Another possibility entered my head. Suppose the British Navy could affect an evacuation like the one that had happened at Dunkirk? But, by that time the Japanese Navy had sunk the two British Battleships, The Repulse, and the Prince of Wales, as they made their way north in the China Sea.
Photos: H.M.S. Prince of Wales H.M.S Repulse
When we got to the top of the hill and began out retreat over the shell-holed terrain we had traversed that morning night was falling, and the shelling continued. I found myself beside Lance Ross. When the shelling increased he told me to lie on my side and place my rifle along the side of my body as it could offer some protection from the exploding bombs.
"A" Company, of the Royal Rifles of Canada, had been sent out to relieve us but, before they could reach us the order to surrender had been issued and, the battle was over.
I was told that as "A" Company moved out of the fort they were caught in a
barrage of shell fire causing a number of casualties. It was there that Frank
Cormier was killed. I was told that there wasn't a mark on him. Apparently a
shell had landed close to him and he had been killed by the concussion.
Shortly after we got back to the Fort we were informed that Governour Sir Mark Young had ordered the surrender of the Colony. The reason we were given was that because the invaders had cut off the water supply and electric service the civilian population had demanded capitulation. Who knew what our future held.
At that time we also got the rumour that the Germans had been turned back in their invasion of Russia. With our efforts in the defence of Hong Kong at an end it seemed there was a little bit of hope that we would live to fight again another day. I remember the mixed feelings I had on receiving the news of the surrender. My life had been spared, a cause for rejoicing. But, as a soldier, I was a defeated man, A prisoner of war. Not a glorious way to end a military career. I still think of it.

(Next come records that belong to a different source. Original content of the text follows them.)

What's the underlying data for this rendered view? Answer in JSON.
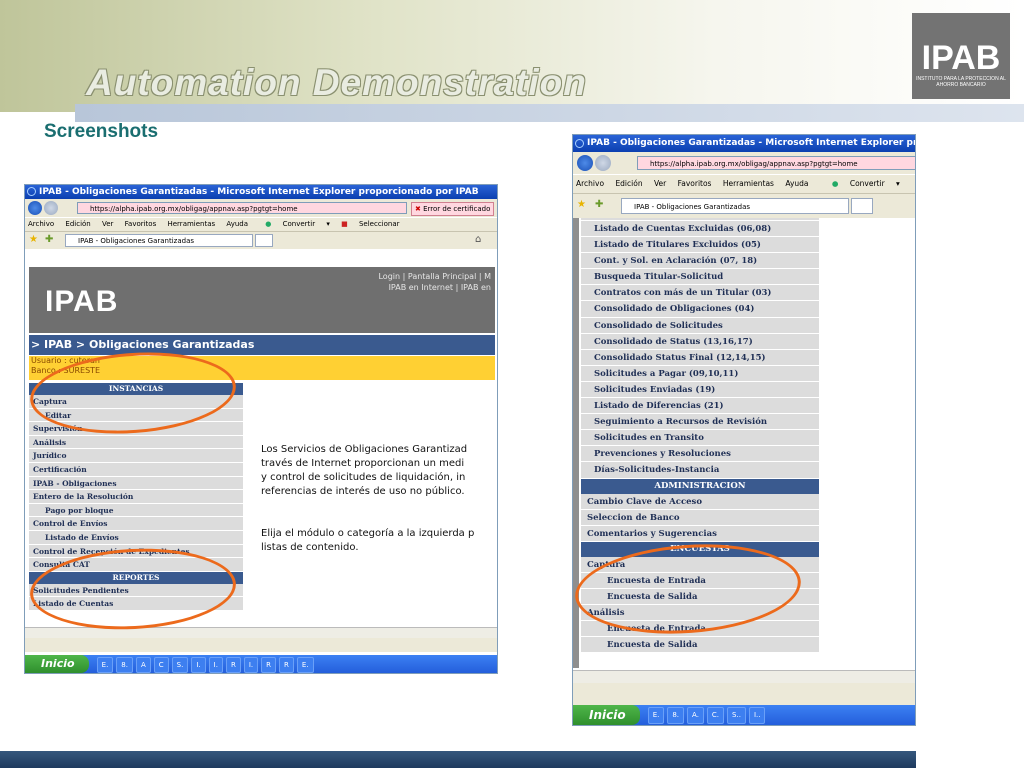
{
  "slide": {
    "title": "Automation Demonstration",
    "subtitle": "Screenshots",
    "logo_text": "IPAB",
    "logo_caption": "INSTITUTO PARA LA PROTECCION AL AHORRO BANCARIO"
  },
  "left": {
    "window_title": "IPAB - Obligaciones Garantizadas - Microsoft Internet Explorer proporcionado por IPAB",
    "url": "https://alpha.ipab.org.mx/obligag/appnav.asp?pgtgt=home",
    "cert_error": "Error de certificado",
    "menu": [
      "Archivo",
      "Edición",
      "Ver",
      "Favoritos",
      "Herramientas",
      "Ayuda"
    ],
    "convert_label": "Convertir",
    "select_label": "Seleccionar",
    "tab_label": "IPAB - Obligaciones Garantizadas",
    "brand": "IPAB",
    "links_line1": "Login | Pantalla Principal | M",
    "links_line2": "IPAB en Internet | IPAB en",
    "breadcrumb": "> IPAB > Obligaciones Garantizadas",
    "user_line": "Usuario : cuteran",
    "bank_line": "Banco   : SURESTE",
    "section_instancias": "INSTANCIAS",
    "items_instancias": [
      {
        "label": "Captura",
        "sub": false
      },
      {
        "label": "Editar",
        "sub": true
      },
      {
        "label": "Supervisión",
        "sub": false
      },
      {
        "label": "Análisis",
        "sub": false
      },
      {
        "label": "Jurídico",
        "sub": false
      },
      {
        "label": "Certificación",
        "sub": false
      },
      {
        "label": "IPAB - Obligaciones",
        "sub": false
      },
      {
        "label": "Entero de la Resolución",
        "sub": false
      },
      {
        "label": "Pago por bloque",
        "sub": true
      },
      {
        "label": "Control de Envíos",
        "sub": false
      },
      {
        "label": "Listado de Envíos",
        "sub": true
      },
      {
        "label": "Control de Recepción de Expedientes",
        "sub": false
      },
      {
        "label": "Consulta CAT",
        "sub": false
      }
    ],
    "section_reportes": "REPORTES",
    "items_reportes": [
      "Solicitudes Pendientes",
      "Listado de Cuentas"
    ],
    "content_p1": [
      "Los Servicios de Obligaciones Garantizad",
      "través de Internet proporcionan un medi",
      "y control de solicitudes de liquidación, in",
      "referencias de interés de uso no público."
    ],
    "content_p2": [
      "Elija el módulo o categoría a la izquierda p",
      "listas de contenido."
    ],
    "start_label": "Inicio",
    "taskbar_items": [
      "E.",
      "8.",
      "A",
      "C",
      "S.",
      "I.",
      "I.",
      "R",
      "I.",
      "R",
      "R",
      "E."
    ]
  },
  "right": {
    "window_title": "IPAB - Obligaciones Garantizadas - Microsoft Internet Explorer propo",
    "url": "https://alpha.ipab.org.mx/obligag/appnav.asp?pgtgt=home",
    "menu": [
      "Archivo",
      "Edición",
      "Ver",
      "Favoritos",
      "Herramientas",
      "Ayuda"
    ],
    "convert_label": "Convertir",
    "tab_label": "IPAB - Obligaciones Garantizadas",
    "reports": [
      "Listado de Cuentas Excluidas  (06,08)",
      "Listado de Titulares Excluidos  (05)",
      "Cont. y Sol. en Aclaración  (07, 18)",
      "Busqueda Titular-Solicitud",
      "Contratos con más de un Titular  (03)",
      "Consolidado de Obligaciones  (04)",
      "Consolidado de Solicitudes",
      "Consolidado de Status  (13,16,17)",
      "Consolidado Status Final  (12,14,15)",
      "Solicitudes a Pagar  (09,10,11)",
      "Solicitudes Enviadas  (19)",
      "Listado de Diferencias  (21)",
      "Seguimiento a Recursos de Revisión",
      "Solicitudes en Transito",
      "Prevenciones y Resoluciones",
      "Días-Solicitudes-Instancia"
    ],
    "section_admin": "ADMINISTRACION",
    "admin_items": [
      "Cambio Clave de Acceso",
      "Seleccion de Banco",
      "Comentarios y Sugerencias"
    ],
    "section_encuestas": "ENCUESTAS",
    "enc_captura": "Captura",
    "enc_captura_items": [
      "Encuesta de Entrada",
      "Encuesta de Salida"
    ],
    "enc_analisis": "Análisis",
    "enc_analisis_items": [
      "Encuesta de Entrada",
      "Encuesta de Salida"
    ],
    "start_label": "Inicio",
    "taskbar_items": [
      "E.",
      "8.",
      "A.",
      "C.",
      "S..",
      "I.."
    ]
  },
  "colors": {
    "accent_blue": "#3a5a8f",
    "highlight_orange": "#ec6a1c",
    "user_bar_yellow": "#ffd033"
  }
}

There are many reasons to ask why so many bungles were made in the defence of Hong Kong. One may ask why a small force of 120 men were sent out to chase out, what was reported to be, "15 Japs in the village"? If we had intelligence of the numbers of Japanese occupying the village why were more troops not sent to carry out the mission?
According to an informed report, over 2000 men were marched put of Stanley

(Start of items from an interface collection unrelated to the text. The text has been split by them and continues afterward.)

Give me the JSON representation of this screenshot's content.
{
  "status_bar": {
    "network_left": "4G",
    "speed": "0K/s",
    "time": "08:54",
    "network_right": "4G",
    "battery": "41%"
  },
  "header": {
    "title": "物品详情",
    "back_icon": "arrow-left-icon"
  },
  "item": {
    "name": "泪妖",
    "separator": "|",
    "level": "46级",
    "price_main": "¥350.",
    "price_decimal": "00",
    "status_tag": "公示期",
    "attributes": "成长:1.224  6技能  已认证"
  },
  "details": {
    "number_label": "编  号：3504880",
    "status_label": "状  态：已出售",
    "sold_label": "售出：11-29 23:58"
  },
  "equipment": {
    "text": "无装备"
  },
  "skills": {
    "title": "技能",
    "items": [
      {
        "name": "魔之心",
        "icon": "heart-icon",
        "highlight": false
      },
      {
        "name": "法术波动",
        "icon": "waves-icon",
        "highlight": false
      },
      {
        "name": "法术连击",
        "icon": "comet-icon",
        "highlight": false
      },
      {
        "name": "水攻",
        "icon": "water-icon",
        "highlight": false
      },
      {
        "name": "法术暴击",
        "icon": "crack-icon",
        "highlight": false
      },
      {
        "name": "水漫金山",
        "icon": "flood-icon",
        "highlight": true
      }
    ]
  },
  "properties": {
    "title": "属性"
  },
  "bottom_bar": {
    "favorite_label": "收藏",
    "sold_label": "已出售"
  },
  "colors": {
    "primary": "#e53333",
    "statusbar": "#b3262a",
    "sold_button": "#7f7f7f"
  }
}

Village several days later under Japanese guards. Where were they on Christmas
Day when "D" Company, the Royal Rifles of Canada, were being cut to pieces in
the cemetery in Stanley Village?
It is not hard to deduce where they were. I distinctly remember that a vigourous game of soccer was in progress on the Square in Fort Stanley that fateful Christmas morning, 1941.
The next morning we stacked our rifles, the last act before total surrender, and the equivalent of presenting the sword to the victor. That was the last I saw of my Enfield, number 1-59544. I had carried it from Valcartier in July, 1940. We had always been admonished to respect the rifle, "the best friend a soldier ever had". I had taken to heart the advice that had been given to me. The rifle had become a part of me. To this day the feel of a Lee Enfield against my shoulder is like an extension of my body, almost like a third arm.
In 1994 Arnold Ross, Roger Cyr, and I were part of a pilgrimage that visited the battle sites and cemeteries in Hong Kong.
We are pictured here on a slope overlooking Stanley Military Cemetery, at a spot where Roger told is that it is the place where he last saw Bill Fallow. Bill Fallow was killed at St. Stephen's Hospital on Christmas Day, during the Japanese rampage in the Hospital.Left to right, Phil Doddridge, Arnold Ross, Roger Cyr.